- _What needs to be done_
Across the records below, how many lines include the string "placeholder"? State the number and nothing more.

- _Records for this task_
──────
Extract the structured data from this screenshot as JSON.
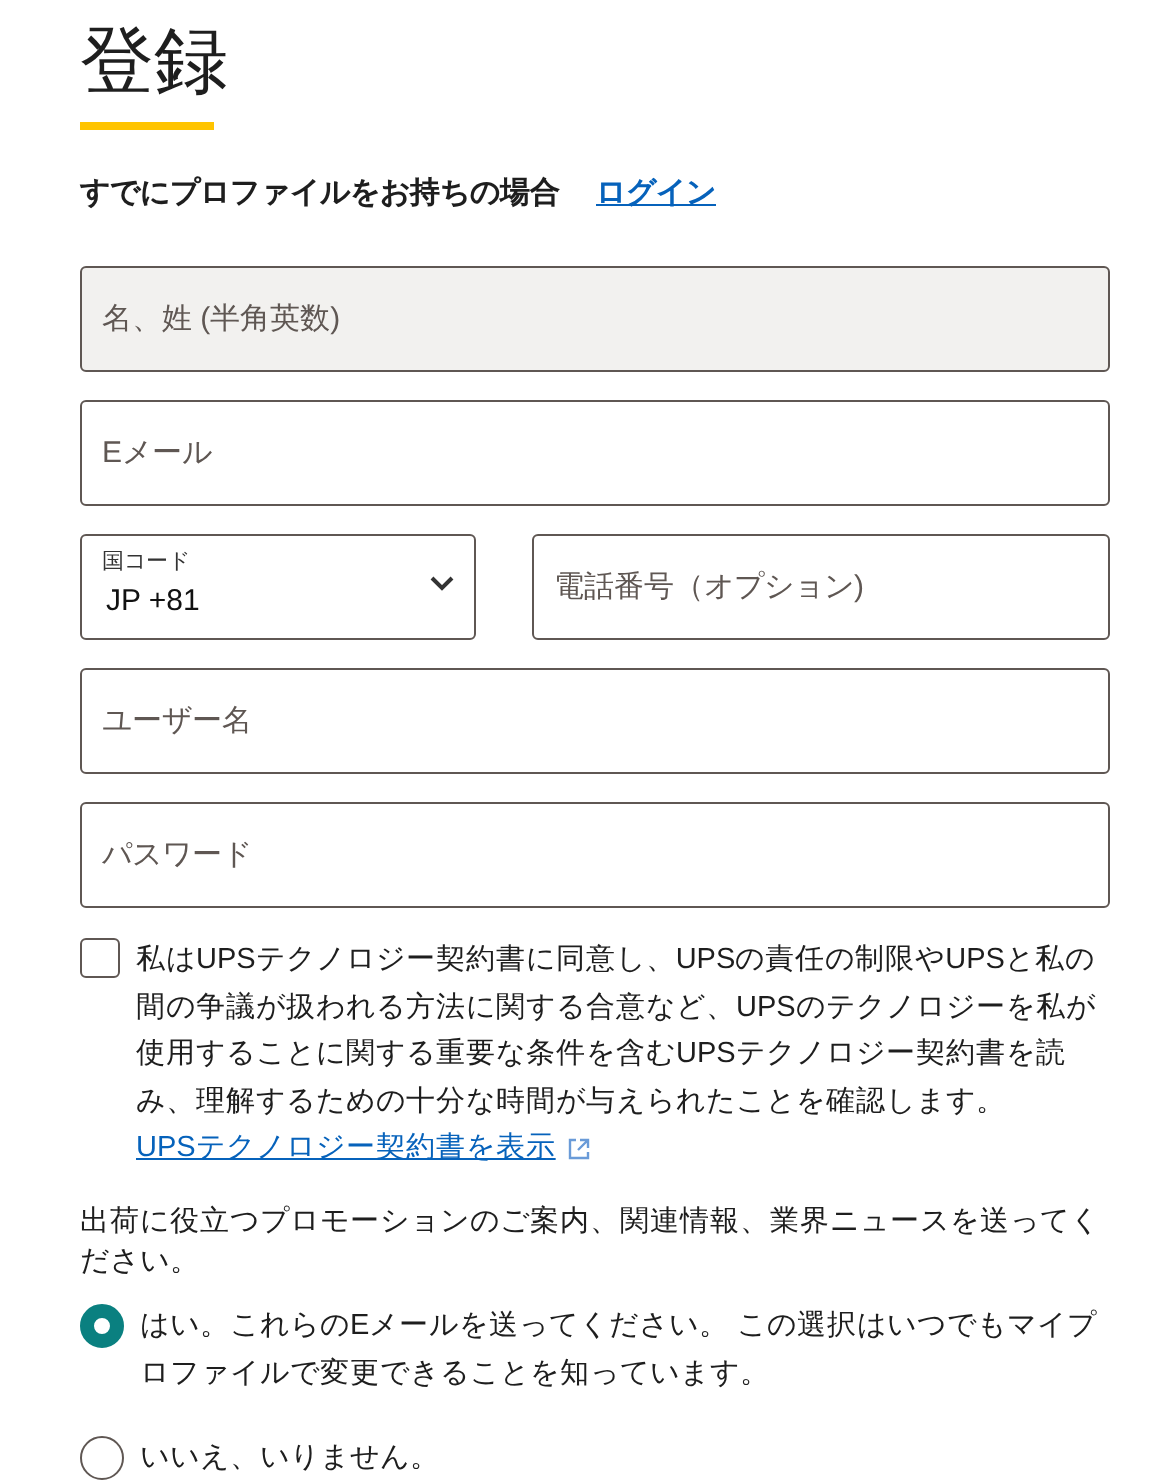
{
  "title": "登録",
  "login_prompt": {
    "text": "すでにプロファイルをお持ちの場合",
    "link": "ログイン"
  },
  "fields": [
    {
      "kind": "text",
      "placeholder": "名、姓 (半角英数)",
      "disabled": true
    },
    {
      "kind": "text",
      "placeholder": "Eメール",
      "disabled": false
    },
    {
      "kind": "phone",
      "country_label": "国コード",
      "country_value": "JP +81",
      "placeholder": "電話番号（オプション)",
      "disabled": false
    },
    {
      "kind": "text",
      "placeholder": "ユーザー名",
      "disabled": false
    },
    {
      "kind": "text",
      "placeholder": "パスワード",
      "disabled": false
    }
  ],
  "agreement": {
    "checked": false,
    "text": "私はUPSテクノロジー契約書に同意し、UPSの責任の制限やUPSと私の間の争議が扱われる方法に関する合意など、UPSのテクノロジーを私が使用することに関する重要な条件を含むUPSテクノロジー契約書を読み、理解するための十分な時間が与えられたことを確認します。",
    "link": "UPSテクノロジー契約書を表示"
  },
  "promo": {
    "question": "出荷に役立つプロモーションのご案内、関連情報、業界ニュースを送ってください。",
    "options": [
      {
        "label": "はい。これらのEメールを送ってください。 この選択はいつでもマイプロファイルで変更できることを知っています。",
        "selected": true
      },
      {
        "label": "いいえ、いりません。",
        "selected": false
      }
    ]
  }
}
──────
- _Worked solution_
5